====== INFORMATION

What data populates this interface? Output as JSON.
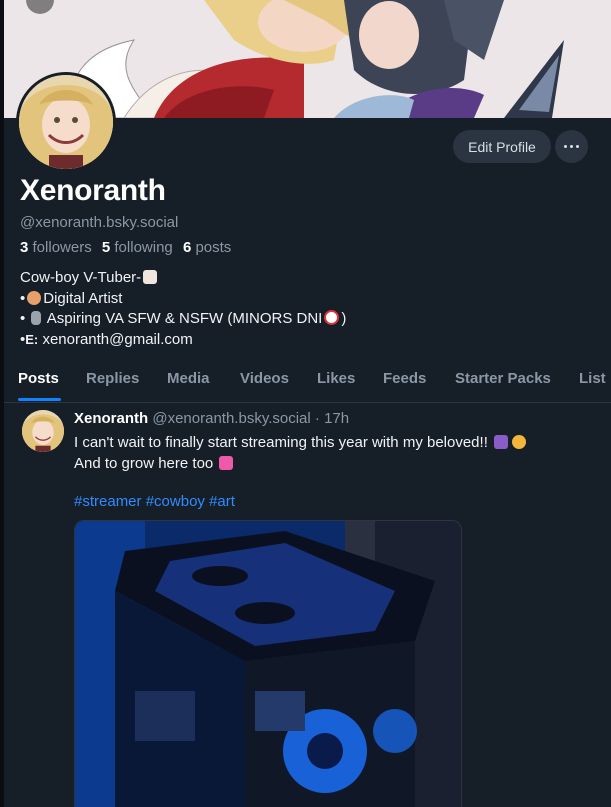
{
  "profile": {
    "display_name": "Xenoranth",
    "handle": "@xenoranth.bsky.social",
    "followers_count": "3",
    "followers_label": "followers",
    "following_count": "5",
    "following_label": "following",
    "posts_count": "6",
    "posts_label": "posts",
    "edit_button": "Edit Profile",
    "bio": {
      "line1": "Cow-boy V-Tuber-",
      "line2": "Digital Artist",
      "line3": "Aspiring VA SFW & NSFW (MINORS DNI",
      "line3_end": ")",
      "line4_prefix": "E:",
      "line4": "xenoranth@gmail.com"
    }
  },
  "tabs": [
    {
      "label": "Posts"
    },
    {
      "label": "Replies"
    },
    {
      "label": "Media"
    },
    {
      "label": "Videos"
    },
    {
      "label": "Likes"
    },
    {
      "label": "Feeds"
    },
    {
      "label": "Starter Packs"
    },
    {
      "label": "List"
    }
  ],
  "post": {
    "author": "Xenoranth",
    "handle": "@xenoranth.bsky.social",
    "time": "17h",
    "line1": "I can't wait to finally start streaming this year with my beloved!!",
    "line2": "And to grow here too",
    "tags": [
      "#streamer",
      "#cowboy",
      "#art"
    ]
  },
  "colors": {
    "background": "#161e27",
    "accent": "#1083fe",
    "muted": "#8a98a6",
    "link": "#2f8cff"
  },
  "icons": {
    "more": "more-horizontal-icon",
    "cow": "cow-emoji",
    "palette": "palette-emoji",
    "mic": "microphone-emoji",
    "no_under_18": "no-under-18-emoji",
    "pray": "folded-hands-emoji",
    "pleading": "pleading-face-emoji",
    "heart": "pink-heart-emoji"
  }
}
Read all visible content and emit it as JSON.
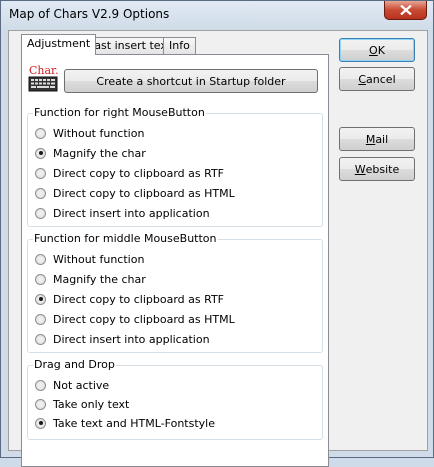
{
  "window": {
    "title": "Map of Chars V2.9 Options"
  },
  "tabs": [
    {
      "label": "Adjustment",
      "active": true
    },
    {
      "label": "Fast insert text",
      "active": false
    },
    {
      "label": "Info",
      "active": false
    }
  ],
  "shortcut": {
    "icon_text": "Char.",
    "label": "Create a shortcut in Startup folder"
  },
  "groups": {
    "right": {
      "title": "Function for right MouseButton",
      "options": [
        "Without function",
        "Magnify the char",
        "Direct copy to clipboard as RTF",
        "Direct copy to clipboard as HTML",
        "Direct insert into application"
      ],
      "selected": 1
    },
    "middle": {
      "title": "Function for middle MouseButton",
      "options": [
        "Without function",
        "Magnify the char",
        "Direct copy to clipboard as RTF",
        "Direct copy to clipboard as HTML",
        "Direct insert into application"
      ],
      "selected": 2
    },
    "dragdrop": {
      "title": "Drag and Drop",
      "options": [
        "Not active",
        "Take only text",
        "Take text and HTML-Fontstyle"
      ],
      "selected": 2
    }
  },
  "buttons": {
    "ok": {
      "label": "OK",
      "accel": "O",
      "rest": "K"
    },
    "cancel": {
      "label": "Cancel",
      "accel": "C",
      "rest": "ancel"
    },
    "mail": {
      "label": "Mail",
      "accel": "M",
      "rest": "ail"
    },
    "website": {
      "label": "Website",
      "accel": "W",
      "rest": "ebsite"
    }
  },
  "colors": {
    "close_button": "#c74a32",
    "icon_red": "#cc2222"
  }
}
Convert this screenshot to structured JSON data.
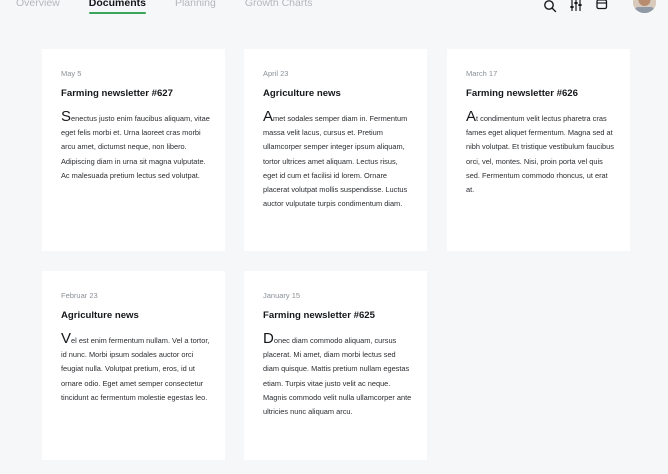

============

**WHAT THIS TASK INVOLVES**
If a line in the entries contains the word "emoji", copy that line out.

**ANSWER FOR THIS EXERCISE**
    "cow": "cow-emoji",
    "palette": "palette-emoji",
    "mic": "microphone-emoji",
    "no_under_18": "no-under-18-emoji",
    "pray": "folded-hands-emoji",
    "pleading": "pleading-face-emoji",
    "heart": "pink-heart-emoji"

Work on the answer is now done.